Cross-sectional associations between adipose tissue depots and areal bone mineral density in the UK Biobank imaging study
AffiliationDepartment of Epidemiology and Biostatistics, University of Arizona
Department of Health Promotion Sciences, University of Arizona
University of Arizona Cancer Center
Department of Nutritional Sciences, University of Arizona
Department of Medicine, University of Arizona
MetadataShow full item record
PublisherSpringer Science and Business Media LLC
CitationBland, V. L., Klimentidis, Y. C., Bea, J. W., Roe, D. J., Funk, J. L., & Going, S. B. (2021). Cross-sectional associations between adipose tissue depots and areal bone mineral density in the UK Biobank imaging study. Osteoporosis International.
Rights© International Osteoporosis Foundation and National Osteoporosis Foundation 2021.
Collection InformationThis item from the UA Faculty Publications collection is made available by the University of Arizona with support from the University of Arizona Libraries. If you have questions, please contact us at email@example.com.

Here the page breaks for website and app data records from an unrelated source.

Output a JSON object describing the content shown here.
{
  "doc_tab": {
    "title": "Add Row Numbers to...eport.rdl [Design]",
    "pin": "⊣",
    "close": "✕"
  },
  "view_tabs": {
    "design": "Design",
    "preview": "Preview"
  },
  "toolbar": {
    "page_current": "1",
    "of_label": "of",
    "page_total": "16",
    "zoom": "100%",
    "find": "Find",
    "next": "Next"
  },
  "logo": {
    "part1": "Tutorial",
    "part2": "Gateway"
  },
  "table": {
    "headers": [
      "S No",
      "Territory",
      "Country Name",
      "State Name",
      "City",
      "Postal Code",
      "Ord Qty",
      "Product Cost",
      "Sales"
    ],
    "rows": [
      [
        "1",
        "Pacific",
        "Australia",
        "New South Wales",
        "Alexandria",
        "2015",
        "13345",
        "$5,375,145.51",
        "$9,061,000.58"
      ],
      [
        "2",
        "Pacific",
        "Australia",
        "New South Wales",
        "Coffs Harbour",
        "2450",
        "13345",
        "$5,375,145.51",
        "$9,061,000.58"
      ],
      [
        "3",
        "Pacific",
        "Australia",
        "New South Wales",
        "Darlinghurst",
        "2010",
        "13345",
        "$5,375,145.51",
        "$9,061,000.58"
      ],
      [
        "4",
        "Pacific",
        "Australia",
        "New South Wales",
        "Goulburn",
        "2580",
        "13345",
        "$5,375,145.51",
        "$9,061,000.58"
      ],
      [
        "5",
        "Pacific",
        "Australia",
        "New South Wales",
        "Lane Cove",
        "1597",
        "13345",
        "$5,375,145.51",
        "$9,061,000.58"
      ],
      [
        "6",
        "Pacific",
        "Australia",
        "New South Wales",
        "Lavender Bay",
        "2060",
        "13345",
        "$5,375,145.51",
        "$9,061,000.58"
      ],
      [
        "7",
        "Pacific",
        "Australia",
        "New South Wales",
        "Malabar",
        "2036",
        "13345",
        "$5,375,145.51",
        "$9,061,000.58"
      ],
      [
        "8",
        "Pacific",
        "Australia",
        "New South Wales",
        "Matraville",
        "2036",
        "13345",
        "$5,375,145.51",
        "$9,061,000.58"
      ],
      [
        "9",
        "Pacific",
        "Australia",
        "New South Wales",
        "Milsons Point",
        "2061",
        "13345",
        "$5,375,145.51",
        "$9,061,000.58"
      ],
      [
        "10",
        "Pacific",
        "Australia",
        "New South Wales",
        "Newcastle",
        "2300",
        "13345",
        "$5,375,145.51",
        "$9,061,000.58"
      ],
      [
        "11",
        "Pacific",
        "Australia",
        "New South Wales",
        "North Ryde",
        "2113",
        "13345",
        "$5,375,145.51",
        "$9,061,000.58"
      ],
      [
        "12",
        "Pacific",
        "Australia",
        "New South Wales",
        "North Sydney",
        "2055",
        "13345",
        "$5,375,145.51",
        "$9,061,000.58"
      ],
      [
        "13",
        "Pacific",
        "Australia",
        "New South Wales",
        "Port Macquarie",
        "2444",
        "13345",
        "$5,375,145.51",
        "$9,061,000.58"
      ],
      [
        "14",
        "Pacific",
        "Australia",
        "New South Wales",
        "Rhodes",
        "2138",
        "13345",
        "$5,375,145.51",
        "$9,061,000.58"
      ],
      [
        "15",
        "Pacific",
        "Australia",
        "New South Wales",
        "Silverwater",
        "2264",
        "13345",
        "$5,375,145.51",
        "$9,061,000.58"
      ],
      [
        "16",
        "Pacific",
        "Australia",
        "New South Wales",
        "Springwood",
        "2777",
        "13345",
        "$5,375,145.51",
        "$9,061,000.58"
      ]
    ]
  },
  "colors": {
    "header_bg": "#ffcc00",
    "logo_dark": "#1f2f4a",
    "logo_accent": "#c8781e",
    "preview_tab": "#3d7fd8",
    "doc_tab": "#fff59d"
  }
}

AbstractSummary: The relationship between obesity and osteoporosis is poorly understood. In this study, we assessed the association between adiposity and bone. The fat–bone relationship was dependent on sex, body mass index classification, and menopausal status. Results highlight the importance of accounting for direct measures of adiposity (beyond BMI) and menopause status. Introduction: Assess the relationship between direct measures of adiposity (total body fat mass, visceral adipose tissue, and abdominal subcutaneous adipose tissue) with the whole body and clinically relevant bone sites of the lumbar spine, and femoral neck areal bone mineral density (aBMD) in men and women. Methods: This cross-sectional analysis was conducted utilizing de-identified data from the UK Biobank on participants (n = 3674) with available dual-energy X-ray absorptiometry (DXA) and magnetic resonance imaging (MRI) data. Sex-stratified multiple linear regression was used to assess the relationship between adiposity measures and aBMD outcomes, controlling for age, race, total body lean mass (DXA), height, BMI class, physical activity, smoking, menopausal status (women), and hormone use (women). Results: In men, significant interactions were observed between measures of adiposity and BMI on aBMD for the whole body and lumbar spine. Interactions indicated a positive relationship between adiposity and aBMD in men classified as normal weight, but an inverse relationship in men with elevated BMI. In women, significant interactions between adiposity measures and menopausal status were observed primarily for the whole body and femoral neck aBMD bone outcomes which indicated a negative relationship between adiposity and aBMD in premenopausal women, but a positive relationship in postmenopausal women. Conclusion: Total body adiposity, abdominal subcutaneous adipose tissue, and visceral adipose tissue were all significantly associated with aBMD in both men and women. The strength and direction of association were dependent on sex, BMI classification, and menopausal status (women).
Note12 month embargo; published: 06 September 2021
VersionFinal accepted manuscript